    From what I understand, the people will be allowed to live in tents in your parking lot without any access to the building you use for your church. This seems very hypocritical that you will allow complete strangers into a neighborhood that are not contributing members of society, and not give them any assistance/house/facilities/engagement other than a concrete open space to pitch a tent and some porta potties. This is not quality of life. This is not helping someone get on their feet. It isnt even providing a “safe” environment for them to be in. Then you expect the surrounding neighborhoods and business to deal with the fallout that will take place because of your selfish actions. Whatever good you and the congregation think you are doing by providing “asphalt” is not helpful. I believe you are only contributing to the problem, enabling people to live in substandard conditions instead of working with and empowering people for a positive change. One only needs to drive to the surrounding areas that currently host tent cities to see the effects. We have a beautiful, RESIDENTIAL area where our families live and work. It is not appropriate to bring in a load of people to live for free on your property with no oversight, rules, or support.

    To take a poll of your members if parking will be a problem does not constitute complete data. Did you actually spend time in the neighborhoods surrounding to realize that street parking in that area, especially on a weekend where vehicles are already home and have received their spots. Not to mention the fact that there will be RVs that move to the area. Just wait and watch, there will be RVs that move into the area and start taking up spaces around the site also.

    Second to send out 440 mailers, to a 2 block radius, and get 25% of them back as return to sender, does not constitute any form of statistical data related to the general population in the area. This decision does not affect a 2 block radius for 3 months. This affects all the neighborhoods from UW to Wedgwood on the 35th Ave corridor. It is also not a 3 month decision. Where do you think all these people will go after 3 months.

  13. Test@gmail.com says:


  14. Kathleen M. says:

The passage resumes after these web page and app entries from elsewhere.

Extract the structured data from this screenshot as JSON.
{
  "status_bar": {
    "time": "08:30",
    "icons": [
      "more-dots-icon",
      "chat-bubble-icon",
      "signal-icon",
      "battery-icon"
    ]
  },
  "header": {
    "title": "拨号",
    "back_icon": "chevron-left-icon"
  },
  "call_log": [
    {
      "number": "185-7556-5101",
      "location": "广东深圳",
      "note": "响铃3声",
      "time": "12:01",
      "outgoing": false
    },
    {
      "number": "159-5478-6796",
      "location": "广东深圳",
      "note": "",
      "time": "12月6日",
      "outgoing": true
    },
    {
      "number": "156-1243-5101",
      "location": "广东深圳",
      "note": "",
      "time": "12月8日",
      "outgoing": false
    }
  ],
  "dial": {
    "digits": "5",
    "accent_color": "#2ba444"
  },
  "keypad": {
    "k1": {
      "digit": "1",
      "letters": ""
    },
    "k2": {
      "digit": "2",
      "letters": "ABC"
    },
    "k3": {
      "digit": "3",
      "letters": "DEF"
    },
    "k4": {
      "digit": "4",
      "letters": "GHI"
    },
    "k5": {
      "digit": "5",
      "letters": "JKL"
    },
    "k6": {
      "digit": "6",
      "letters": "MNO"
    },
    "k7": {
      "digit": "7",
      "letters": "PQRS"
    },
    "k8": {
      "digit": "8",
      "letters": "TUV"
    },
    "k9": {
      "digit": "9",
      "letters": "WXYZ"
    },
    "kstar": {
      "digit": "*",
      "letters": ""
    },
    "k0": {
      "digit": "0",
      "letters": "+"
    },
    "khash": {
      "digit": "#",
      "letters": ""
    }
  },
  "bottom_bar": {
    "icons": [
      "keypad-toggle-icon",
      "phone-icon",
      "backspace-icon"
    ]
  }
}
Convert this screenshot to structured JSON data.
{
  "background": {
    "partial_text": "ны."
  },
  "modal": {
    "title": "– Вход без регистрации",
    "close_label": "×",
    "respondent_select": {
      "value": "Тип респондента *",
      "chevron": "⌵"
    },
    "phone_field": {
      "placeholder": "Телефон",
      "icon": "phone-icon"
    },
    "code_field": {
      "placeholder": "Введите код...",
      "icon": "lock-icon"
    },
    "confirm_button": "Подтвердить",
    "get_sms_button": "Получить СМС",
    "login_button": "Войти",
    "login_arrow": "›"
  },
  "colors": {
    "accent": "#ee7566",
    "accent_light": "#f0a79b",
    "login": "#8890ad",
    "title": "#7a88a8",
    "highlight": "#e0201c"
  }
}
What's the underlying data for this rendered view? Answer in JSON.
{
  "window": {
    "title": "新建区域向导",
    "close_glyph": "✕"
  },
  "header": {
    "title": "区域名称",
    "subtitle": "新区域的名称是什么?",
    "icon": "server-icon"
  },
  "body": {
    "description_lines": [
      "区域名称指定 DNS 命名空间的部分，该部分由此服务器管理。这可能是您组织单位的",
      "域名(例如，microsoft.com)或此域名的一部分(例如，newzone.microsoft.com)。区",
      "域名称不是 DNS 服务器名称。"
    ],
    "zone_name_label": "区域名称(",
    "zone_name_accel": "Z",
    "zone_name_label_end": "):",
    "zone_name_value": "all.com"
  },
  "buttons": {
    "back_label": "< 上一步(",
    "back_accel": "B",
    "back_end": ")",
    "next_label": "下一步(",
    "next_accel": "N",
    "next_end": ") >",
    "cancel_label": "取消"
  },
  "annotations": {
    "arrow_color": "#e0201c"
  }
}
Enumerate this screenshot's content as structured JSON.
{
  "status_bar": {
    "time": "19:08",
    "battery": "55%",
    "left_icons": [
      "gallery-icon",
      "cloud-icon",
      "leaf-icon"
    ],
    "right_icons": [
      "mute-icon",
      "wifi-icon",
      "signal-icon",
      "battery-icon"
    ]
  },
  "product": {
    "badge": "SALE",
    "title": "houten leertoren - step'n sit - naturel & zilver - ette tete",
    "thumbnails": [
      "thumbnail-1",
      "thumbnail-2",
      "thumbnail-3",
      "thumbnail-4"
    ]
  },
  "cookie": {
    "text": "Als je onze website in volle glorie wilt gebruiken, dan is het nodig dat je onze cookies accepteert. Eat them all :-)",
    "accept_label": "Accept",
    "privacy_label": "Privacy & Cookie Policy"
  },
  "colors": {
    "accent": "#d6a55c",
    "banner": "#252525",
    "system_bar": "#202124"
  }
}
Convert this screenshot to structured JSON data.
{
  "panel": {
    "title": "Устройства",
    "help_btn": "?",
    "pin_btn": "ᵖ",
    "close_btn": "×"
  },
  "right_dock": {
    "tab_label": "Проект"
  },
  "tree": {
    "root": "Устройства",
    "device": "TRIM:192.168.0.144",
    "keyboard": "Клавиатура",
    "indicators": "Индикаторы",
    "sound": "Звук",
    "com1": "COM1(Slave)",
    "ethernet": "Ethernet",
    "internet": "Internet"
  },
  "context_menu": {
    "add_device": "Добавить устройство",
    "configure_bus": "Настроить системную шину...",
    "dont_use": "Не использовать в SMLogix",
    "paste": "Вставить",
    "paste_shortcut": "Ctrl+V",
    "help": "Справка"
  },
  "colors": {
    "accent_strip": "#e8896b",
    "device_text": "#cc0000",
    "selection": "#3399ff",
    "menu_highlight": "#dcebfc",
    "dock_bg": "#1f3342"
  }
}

    I recently learned that UUC has offered to host Tent City 3 on their site in 2023. I am also a resident of NE Seattle and live a few blocks from UUC. I have first hand experience with Tent Cities throughout King County and their mission is to build community while addressing the ongoing affordable housing crisis in Seattle. They have a mandate of being a sober community, have security, background checks for their community members, many have full time jobs and work to outreach the communities in which they reside. This is an ideal location for the community as clear access to public transit, health care and community resources. This is a great opportunity to support the housing crisis in our NE community. Thank you for taking on this initiative.